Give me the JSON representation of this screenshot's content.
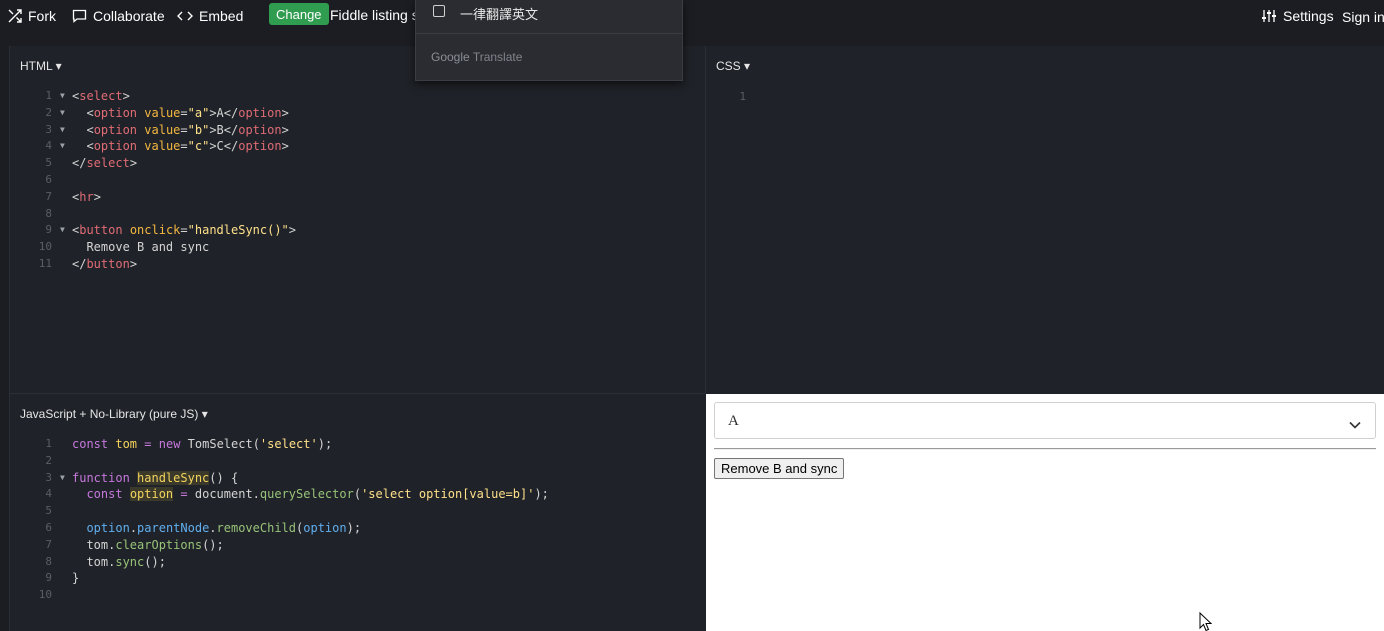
{
  "toolbar": {
    "fork": "Fork",
    "collaborate": "Collaborate",
    "embed": "Embed",
    "change": "Change",
    "fiddle_title": "Fiddle listing sl",
    "settings": "Settings",
    "sign_in": "Sign in"
  },
  "translate_popup": {
    "checkbox_label": "一律翻譯英文",
    "footer_google": "Google",
    "footer_translate": "Translate"
  },
  "panels": {
    "html_label": "HTML",
    "css_label": "CSS",
    "js_label": "JavaScript + No-Library (pure JS)"
  },
  "html_code": {
    "line_numbers": [
      "1",
      "2",
      "3",
      "4",
      "5",
      "6",
      "7",
      "8",
      "9",
      "10",
      "11"
    ]
  },
  "css_code": {
    "line_numbers": [
      "1"
    ]
  },
  "js_code": {
    "line_numbers": [
      "1",
      "2",
      "3",
      "4",
      "5",
      "6",
      "7",
      "8",
      "9",
      "10"
    ]
  },
  "result": {
    "select_value": "A",
    "button_label": "Remove B and sync"
  }
}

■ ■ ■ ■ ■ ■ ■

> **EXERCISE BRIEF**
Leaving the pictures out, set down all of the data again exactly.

> **OUTPUT OF THE EXERCISE**
Give me the JSON representation of this screenshot's content.
{
  "toolbar": {
    "fork": "Fork",
    "collaborate": "Collaborate",
    "embed": "Embed",
    "change": "Change",
    "fiddle_title": "Fiddle listing sl",
    "settings": "Settings",
    "sign_in": "Sign in"
  },
  "translate_popup": {
    "checkbox_label": "一律翻譯英文",
    "footer_google": "Google",
    "footer_translate": "Translate"
  },
  "panels": {
    "html_label": "HTML",
    "css_label": "CSS",
    "js_label": "JavaScript + No-Library (pure JS)"
  },
  "html_code": {
    "line_numbers": [
      "1",
      "2",
      "3",
      "4",
      "5",
      "6",
      "7",
      "8",
      "9",
      "10",
      "11"
    ]
  },
  "css_code": {
    "line_numbers": [
      "1"
    ]
  },
  "js_code": {
    "line_numbers": [
      "1",
      "2",
      "3",
      "4",
      "5",
      "6",
      "7",
      "8",
      "9",
      "10"
    ]
  },
  "result": {
    "select_value": "A",
    "button_label": "Remove B and sync"
  }
}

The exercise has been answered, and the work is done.